What you will do -> In the listing below, identify each line with the word "taskbar" and return those lines.

== == ==

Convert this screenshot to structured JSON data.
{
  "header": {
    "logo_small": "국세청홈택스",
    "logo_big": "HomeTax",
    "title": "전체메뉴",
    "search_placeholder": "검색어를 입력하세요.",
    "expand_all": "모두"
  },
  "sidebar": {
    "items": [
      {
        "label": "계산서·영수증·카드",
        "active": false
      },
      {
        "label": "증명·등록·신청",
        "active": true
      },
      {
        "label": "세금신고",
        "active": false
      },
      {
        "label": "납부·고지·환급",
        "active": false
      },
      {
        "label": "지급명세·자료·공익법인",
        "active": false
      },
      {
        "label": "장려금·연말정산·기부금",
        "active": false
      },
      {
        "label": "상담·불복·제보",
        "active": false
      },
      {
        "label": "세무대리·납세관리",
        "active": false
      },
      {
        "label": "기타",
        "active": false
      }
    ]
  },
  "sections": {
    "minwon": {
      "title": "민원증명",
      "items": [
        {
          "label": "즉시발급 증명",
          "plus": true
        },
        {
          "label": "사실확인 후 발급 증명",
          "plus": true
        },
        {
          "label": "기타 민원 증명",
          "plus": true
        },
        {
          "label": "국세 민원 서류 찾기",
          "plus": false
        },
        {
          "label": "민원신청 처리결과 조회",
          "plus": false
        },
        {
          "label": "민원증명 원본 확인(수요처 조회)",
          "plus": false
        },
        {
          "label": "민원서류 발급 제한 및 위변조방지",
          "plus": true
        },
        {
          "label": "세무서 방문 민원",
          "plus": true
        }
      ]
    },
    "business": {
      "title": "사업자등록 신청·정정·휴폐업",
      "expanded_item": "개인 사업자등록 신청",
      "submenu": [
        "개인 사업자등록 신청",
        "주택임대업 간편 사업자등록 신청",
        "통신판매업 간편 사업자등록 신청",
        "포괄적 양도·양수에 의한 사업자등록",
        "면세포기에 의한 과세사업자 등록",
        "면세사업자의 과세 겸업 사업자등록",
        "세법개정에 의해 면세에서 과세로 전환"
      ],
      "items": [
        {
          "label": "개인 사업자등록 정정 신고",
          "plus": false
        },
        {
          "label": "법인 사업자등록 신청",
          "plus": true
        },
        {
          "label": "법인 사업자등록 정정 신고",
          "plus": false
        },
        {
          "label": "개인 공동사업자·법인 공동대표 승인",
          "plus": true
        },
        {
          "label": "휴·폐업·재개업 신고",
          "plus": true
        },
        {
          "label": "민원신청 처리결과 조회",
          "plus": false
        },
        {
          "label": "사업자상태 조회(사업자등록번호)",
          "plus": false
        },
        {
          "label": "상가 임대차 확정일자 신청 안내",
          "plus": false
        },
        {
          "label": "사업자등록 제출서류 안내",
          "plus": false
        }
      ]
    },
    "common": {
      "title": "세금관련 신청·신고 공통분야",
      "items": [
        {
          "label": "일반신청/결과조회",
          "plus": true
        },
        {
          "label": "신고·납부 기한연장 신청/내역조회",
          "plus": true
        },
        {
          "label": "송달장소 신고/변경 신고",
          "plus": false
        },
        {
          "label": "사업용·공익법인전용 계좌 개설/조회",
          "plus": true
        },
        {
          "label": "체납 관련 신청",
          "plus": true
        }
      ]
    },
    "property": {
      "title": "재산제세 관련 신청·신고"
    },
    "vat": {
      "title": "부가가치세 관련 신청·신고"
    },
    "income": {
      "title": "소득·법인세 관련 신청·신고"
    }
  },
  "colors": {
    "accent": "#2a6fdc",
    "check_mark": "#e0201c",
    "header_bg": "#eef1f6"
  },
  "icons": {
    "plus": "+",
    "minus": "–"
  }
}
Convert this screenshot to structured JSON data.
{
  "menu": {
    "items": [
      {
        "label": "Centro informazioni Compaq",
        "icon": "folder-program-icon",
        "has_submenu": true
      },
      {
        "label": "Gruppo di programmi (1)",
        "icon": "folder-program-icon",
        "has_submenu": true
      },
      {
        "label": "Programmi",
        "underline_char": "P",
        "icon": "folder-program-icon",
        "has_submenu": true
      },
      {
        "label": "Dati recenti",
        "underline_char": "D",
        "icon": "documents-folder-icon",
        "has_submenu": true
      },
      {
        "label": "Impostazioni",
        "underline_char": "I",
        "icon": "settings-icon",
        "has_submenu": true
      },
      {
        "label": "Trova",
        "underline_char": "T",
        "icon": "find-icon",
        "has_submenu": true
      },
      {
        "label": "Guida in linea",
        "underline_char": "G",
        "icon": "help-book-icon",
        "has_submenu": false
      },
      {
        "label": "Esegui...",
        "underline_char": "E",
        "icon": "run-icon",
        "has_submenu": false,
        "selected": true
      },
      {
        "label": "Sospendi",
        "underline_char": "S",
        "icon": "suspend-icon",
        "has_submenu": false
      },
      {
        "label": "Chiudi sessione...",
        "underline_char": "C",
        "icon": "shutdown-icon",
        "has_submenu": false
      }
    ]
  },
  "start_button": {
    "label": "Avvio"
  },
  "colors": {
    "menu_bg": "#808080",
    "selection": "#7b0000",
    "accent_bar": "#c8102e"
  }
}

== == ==

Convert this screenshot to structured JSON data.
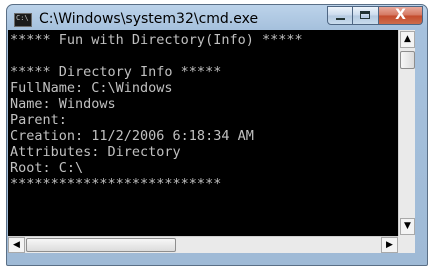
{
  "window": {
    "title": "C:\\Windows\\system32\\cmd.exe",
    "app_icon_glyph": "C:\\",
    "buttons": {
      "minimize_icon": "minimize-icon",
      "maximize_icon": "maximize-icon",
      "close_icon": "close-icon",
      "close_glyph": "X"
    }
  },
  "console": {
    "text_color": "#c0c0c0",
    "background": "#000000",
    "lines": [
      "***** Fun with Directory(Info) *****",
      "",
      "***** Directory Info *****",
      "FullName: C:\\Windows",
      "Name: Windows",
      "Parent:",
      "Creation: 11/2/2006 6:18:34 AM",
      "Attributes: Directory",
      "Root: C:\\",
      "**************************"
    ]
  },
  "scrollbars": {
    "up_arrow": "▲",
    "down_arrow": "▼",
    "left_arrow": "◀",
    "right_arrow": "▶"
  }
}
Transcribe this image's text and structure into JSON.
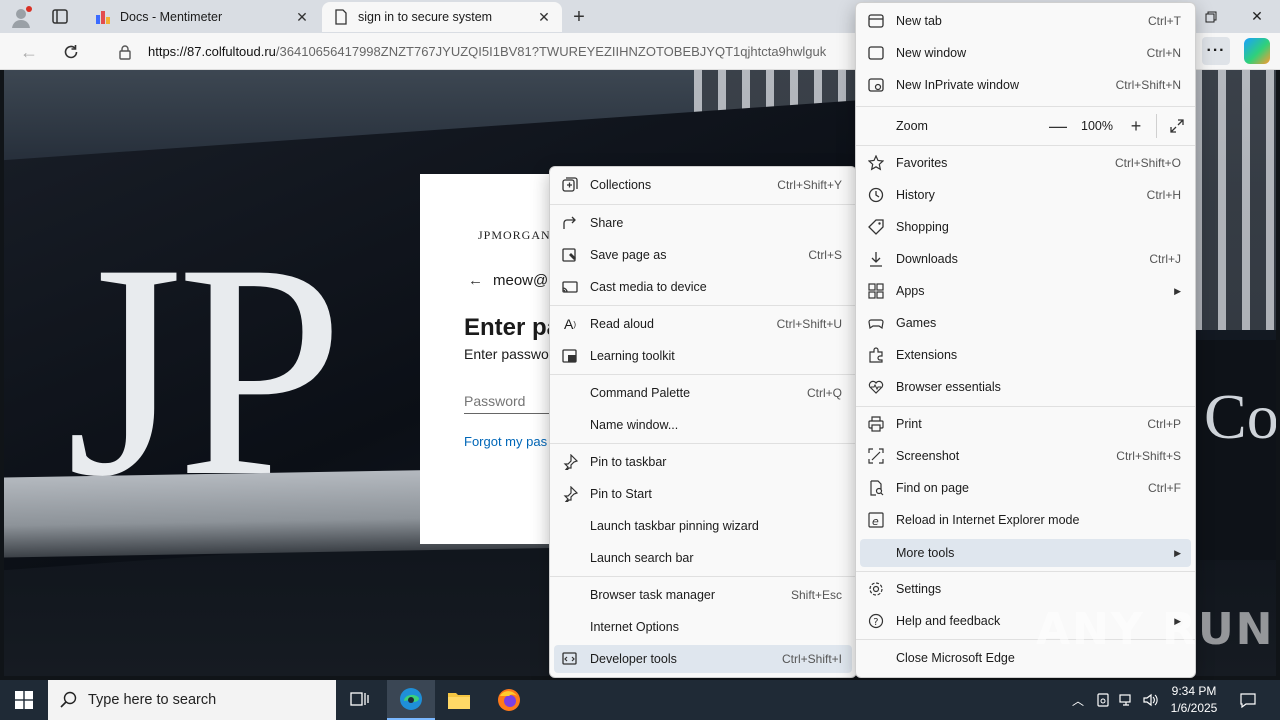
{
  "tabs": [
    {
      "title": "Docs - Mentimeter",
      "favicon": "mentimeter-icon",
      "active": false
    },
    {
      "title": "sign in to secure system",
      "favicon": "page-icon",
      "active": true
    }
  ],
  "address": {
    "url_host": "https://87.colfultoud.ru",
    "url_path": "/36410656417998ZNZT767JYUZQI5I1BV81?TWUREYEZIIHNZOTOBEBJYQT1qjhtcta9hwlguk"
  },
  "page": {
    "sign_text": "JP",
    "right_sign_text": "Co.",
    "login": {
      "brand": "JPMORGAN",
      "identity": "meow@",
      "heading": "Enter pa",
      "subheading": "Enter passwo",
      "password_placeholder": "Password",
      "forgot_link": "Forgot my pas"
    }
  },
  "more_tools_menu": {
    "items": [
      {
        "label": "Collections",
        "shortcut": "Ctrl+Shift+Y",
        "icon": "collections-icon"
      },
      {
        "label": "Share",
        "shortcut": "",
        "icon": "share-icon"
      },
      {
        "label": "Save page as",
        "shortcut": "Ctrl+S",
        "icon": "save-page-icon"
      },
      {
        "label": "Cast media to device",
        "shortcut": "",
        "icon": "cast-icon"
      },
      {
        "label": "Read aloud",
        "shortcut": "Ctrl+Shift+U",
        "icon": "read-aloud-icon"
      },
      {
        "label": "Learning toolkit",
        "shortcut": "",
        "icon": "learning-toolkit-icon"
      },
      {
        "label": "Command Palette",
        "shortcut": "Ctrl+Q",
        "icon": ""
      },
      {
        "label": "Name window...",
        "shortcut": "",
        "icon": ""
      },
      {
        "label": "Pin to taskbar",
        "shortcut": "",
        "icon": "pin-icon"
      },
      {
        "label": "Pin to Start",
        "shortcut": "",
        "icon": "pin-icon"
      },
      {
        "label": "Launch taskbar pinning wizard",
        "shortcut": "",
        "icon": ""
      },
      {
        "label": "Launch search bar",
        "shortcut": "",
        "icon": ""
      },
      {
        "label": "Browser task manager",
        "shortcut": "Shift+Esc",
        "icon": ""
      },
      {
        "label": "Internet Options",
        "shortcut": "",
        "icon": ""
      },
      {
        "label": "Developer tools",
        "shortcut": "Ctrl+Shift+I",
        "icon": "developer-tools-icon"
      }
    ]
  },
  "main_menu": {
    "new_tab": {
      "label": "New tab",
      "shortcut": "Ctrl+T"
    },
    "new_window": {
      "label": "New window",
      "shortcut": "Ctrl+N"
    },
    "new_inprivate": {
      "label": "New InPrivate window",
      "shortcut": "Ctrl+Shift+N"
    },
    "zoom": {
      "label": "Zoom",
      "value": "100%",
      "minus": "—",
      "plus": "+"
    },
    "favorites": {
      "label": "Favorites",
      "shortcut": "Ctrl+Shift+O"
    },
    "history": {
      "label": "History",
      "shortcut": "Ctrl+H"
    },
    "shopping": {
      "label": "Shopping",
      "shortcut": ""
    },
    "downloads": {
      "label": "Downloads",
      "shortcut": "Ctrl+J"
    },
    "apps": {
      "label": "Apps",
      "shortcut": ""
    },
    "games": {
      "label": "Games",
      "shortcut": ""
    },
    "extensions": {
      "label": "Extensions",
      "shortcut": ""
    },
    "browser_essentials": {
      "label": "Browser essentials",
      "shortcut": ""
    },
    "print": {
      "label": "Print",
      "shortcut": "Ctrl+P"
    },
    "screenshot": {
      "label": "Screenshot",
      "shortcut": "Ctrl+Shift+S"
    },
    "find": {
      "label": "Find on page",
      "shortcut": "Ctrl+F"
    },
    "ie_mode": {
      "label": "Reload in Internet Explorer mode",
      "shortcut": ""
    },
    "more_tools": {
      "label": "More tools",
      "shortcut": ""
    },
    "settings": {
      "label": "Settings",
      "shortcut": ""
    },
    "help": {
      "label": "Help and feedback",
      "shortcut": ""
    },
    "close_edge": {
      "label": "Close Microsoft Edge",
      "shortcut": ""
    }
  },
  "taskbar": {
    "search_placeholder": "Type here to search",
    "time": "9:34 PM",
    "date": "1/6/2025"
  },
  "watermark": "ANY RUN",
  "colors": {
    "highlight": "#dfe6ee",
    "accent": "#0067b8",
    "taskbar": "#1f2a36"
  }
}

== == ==

Response ->
        "label": "Pin to taskbar",
        "label": "Launch taskbar pinning wizard",
  "taskbar": {
    "taskbar": "#1f2a36"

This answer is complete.